Names have been changed to protect the guilty, but the letter is real
Thank you so much for taking the time to meet with me at the job fair and interview me for a sales position with your company. I regret to inform you that I will not consider a position with your company, and I feel you should know why.
You both were extremely honest and polite in representing your company. So much so, that my original plan of seeking a position with the service department was swayed to sales. The conversation with "D" at the recruitment center solidified that decision. The demands of the job and realistic earning potential were addressed and I felt my reservations about a commission role were overcome.
However, I was then turned over to the "Hoo Haa" location and things fell apart. Originally, "D" had set my interview up for 1:00pm on Monday, March 6th. I arrived at 12:50 and checked in with the receptionist. At 1:15, "J" came over to me, introduced himself and took me into an office for an interview. I was told that "Mr. GM" was not in, that they hadn't known I was coming and given the impression that I was interrupting his day. Fortunately, by the end of the interview, I'd felt that "J" was probably caught off guard and I just caught the flack for it. He lamented that the other managers were not on site, as he would have liked for me to interview with them as well. I offered to come back.
I arrive at the dealership Tuesday at 12:45 and again check in with the receptionist. No one comes to speak to me until 1:15, when "J" comes up to me and says "I didn't realize with the Tent Sale that the other two managers would be off today. There's no one else here to interview you." Okay, I've waited again without apology and offer ANOTHER time to come in, this time Thursday at 1pm.
Now it is Thursday. I call ahead of time to make sure someone will be available to meet with me and "J" assures me that there will be. I arrive at 1:10 and one of your salespeople informs "J" that I am there. I wait another 20 minutes before "C" comes up and introduces himself. The same "C" that was walking around, conducting business on Tuesday when I was told that the other managers were off. Excuses I can tolerate, lying I cannot. Was "J" thinking I was so oblivious to who was there that I would not recognize this person as being there Tuesday afternoon?

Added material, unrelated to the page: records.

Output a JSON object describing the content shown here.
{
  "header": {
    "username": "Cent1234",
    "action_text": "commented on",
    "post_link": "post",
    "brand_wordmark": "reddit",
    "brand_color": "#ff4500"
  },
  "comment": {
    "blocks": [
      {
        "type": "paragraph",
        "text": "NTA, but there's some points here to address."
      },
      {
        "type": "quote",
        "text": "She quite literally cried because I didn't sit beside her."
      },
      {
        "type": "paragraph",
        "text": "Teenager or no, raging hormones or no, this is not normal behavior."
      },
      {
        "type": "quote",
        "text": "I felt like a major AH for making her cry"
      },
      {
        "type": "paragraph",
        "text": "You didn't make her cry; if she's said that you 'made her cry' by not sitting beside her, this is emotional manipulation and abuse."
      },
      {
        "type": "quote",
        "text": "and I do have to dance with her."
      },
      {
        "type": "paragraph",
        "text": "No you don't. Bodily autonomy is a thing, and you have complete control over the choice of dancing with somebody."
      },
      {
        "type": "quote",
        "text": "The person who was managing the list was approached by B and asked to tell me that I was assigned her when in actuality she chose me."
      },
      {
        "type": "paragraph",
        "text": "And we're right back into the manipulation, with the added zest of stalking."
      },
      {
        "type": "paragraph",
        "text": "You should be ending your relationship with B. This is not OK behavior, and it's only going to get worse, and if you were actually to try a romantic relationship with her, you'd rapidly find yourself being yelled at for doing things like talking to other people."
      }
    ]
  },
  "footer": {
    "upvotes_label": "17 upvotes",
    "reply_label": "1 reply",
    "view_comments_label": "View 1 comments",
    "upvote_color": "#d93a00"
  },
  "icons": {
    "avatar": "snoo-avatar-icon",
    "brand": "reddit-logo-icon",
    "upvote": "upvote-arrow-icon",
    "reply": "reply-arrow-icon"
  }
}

It gets better. "C" seems to prefer the confrontational style of interviewing. The first statement made to me is "Selling cars is HARD work". Not a question, not even a query into why I might think I'd be a good candidate for this position. He continues on, "You can't pick your kids up from school," "its not as cushy as your job in the AIR CONDITIONED mall," "Its an 80 hour week," "It's hot out on the car lot," "You'll never have Saturdays off," and after asking how much I expect to earn, proceeds to tell me he has salespeople who make 150 to 200 thousand dollars per year.
I don't know if any of this bothers you, but it sure made a negative impression on me. It makes me wonder if "C" recieved any training on what is acceptable to state in an interview, with regards to EEOC guidelines. My kids are not to be mentioned (I sure didn't), I never said that I expected Saturdays off, and I sure as heck understand that if the cars are out on the lot, the minimum expection is that I'd be out on the lot to meet clients as they look at the vehicles they're interested in. After a few minutes of this, "C" then asks about my employees. He then states that I could probably move into management rather quickly. While all of this is going on, he keeps staring at my chest. I am not kidding. I would stare at him, waiting to see how long it would take for him to make eye contact. You really don't want to know the answer.
You mentioned that you provide one week's training for new sales people. My suggestion is that you offer a similar program to your management team. In it, you should address honesty, integrity, EEOC guidelines, and how to conduct oneself while performing interviews. A concern that you had was that there were no women at this location. I think the experience I relate to you is a good indication why you haven't hired any women. If you've sent women over in the past, and they encountered what I did, they would NOT want to work for your company. Part of me wants to accept a position to show "C" what a true professional can do, but I can't bring myself to do that.
It is only because I would like you to succeed in placing individuals that I bring this to your attention. The professionalism that you showed in our interview won me over to selling cars. Unfortunately, I cannot in good conscience accept a position with a company whose managers display this kind of behavior to prospective employees. If this is the way they present themselves to a job applicant, what is the customer getting?
If you wish to discuss this with me further, feel free to call me. Perhaps both of these managers are accustomed to "Mr. GM" conducting all sales staff interviews. If that is the case, please make sure they understand what they can and cannot say in an interview. Most importantly, let them know that a reasonable excuse can be forgiven, but a blatant lie cannot.
Thank you for taking the time to read my letter and to meet with me. I wish you much success in staffing this location.
Yes, I did send that!!!